Records contained in a dataset:
• • • • •
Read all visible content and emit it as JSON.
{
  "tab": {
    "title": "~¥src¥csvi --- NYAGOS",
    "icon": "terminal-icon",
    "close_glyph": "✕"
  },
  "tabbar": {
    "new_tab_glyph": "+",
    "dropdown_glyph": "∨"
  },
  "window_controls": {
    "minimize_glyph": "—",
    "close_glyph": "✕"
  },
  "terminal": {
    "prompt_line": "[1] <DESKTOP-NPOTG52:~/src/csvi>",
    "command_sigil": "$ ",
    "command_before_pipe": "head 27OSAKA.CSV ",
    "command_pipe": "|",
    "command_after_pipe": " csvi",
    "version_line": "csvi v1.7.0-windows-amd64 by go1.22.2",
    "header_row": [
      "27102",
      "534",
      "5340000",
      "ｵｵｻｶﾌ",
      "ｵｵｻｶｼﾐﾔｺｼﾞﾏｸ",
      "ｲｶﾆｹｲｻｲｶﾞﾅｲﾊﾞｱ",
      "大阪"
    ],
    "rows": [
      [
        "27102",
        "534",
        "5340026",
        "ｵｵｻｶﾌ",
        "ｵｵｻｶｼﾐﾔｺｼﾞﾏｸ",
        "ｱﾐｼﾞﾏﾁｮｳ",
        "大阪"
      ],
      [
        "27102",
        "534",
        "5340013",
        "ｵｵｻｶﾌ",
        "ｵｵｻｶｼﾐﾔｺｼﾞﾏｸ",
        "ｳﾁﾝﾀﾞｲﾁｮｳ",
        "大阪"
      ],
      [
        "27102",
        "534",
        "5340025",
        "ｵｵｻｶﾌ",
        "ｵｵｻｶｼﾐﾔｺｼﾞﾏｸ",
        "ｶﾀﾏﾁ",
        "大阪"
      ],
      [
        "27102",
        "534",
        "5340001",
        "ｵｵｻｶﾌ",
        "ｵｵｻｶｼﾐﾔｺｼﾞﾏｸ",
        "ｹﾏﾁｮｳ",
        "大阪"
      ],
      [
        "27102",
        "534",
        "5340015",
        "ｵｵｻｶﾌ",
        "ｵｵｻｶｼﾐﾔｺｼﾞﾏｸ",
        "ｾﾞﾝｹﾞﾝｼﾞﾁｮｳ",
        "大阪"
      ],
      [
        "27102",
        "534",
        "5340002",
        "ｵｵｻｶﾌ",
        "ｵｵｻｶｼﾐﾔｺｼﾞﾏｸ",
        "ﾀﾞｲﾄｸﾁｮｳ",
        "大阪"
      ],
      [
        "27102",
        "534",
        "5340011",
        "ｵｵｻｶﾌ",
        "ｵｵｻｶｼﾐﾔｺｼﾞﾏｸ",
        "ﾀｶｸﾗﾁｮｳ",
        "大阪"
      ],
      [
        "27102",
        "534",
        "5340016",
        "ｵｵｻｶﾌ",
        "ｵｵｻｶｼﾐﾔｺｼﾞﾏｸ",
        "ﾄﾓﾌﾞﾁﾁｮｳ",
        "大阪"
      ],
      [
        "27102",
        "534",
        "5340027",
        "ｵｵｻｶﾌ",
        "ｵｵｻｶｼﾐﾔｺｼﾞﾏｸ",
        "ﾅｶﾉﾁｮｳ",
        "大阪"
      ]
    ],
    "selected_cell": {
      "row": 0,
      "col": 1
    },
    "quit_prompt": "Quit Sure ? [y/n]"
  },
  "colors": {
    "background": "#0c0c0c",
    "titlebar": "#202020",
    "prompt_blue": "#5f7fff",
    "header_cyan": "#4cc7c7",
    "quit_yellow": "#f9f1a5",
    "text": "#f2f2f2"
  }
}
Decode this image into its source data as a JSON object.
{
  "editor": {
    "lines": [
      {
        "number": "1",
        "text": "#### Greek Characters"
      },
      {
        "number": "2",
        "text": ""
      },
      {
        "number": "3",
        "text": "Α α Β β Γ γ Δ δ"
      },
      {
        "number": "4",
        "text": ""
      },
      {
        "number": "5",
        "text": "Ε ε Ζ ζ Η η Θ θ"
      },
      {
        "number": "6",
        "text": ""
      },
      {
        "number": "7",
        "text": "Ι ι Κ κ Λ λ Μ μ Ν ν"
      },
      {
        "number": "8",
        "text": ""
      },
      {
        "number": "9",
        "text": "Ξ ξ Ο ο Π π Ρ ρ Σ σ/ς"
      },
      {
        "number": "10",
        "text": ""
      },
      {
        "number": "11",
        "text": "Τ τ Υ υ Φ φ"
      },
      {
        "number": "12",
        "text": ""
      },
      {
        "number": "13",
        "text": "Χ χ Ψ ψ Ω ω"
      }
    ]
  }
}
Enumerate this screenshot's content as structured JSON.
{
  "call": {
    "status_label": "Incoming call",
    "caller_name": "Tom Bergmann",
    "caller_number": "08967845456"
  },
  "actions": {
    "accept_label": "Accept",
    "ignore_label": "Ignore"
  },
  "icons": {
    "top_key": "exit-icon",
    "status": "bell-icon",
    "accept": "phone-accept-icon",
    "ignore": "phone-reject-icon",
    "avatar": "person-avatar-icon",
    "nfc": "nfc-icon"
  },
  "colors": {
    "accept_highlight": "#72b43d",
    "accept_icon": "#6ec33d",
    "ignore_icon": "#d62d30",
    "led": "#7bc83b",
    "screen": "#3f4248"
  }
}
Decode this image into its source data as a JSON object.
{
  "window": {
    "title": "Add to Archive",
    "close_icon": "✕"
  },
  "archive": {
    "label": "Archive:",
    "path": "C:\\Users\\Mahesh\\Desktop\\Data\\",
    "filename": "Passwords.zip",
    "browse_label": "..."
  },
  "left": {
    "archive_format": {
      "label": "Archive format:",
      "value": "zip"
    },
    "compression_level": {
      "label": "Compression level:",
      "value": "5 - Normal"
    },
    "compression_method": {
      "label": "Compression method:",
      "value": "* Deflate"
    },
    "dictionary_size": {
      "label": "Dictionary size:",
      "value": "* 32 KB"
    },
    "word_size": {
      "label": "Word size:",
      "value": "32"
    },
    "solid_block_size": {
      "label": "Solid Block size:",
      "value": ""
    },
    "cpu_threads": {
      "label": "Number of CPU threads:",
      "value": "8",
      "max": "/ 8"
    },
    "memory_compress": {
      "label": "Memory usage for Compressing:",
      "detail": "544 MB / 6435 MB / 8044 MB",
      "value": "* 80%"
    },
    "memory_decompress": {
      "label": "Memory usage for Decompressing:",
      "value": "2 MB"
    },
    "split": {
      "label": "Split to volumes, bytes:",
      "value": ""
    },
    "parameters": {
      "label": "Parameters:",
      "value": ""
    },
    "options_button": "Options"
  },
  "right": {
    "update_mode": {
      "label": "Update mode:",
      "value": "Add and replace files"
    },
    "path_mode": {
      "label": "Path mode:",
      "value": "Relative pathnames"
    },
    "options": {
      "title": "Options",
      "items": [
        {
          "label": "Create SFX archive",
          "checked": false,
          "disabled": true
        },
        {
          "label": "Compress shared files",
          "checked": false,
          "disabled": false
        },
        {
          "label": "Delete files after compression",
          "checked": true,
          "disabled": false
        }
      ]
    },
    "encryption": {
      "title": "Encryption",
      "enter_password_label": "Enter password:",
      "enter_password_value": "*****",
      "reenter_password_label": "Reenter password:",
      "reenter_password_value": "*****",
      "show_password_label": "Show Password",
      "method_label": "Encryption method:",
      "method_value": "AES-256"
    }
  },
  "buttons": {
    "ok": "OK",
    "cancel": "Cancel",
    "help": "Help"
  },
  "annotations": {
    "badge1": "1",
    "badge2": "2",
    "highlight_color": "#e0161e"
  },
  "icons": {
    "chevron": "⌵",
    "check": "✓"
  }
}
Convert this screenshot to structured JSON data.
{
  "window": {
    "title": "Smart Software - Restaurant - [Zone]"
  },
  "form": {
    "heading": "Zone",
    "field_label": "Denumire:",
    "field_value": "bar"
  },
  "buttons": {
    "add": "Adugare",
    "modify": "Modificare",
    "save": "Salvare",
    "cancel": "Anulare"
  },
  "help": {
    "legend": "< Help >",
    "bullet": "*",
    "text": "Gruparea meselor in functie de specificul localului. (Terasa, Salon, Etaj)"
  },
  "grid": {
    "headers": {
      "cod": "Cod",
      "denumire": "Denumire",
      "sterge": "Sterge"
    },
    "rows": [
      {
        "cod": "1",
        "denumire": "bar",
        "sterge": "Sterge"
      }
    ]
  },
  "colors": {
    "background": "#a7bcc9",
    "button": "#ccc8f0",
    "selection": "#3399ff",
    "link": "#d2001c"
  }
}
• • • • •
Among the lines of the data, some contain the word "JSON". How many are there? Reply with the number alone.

▸ RESPONSE FOR THIS EXERCISE: 5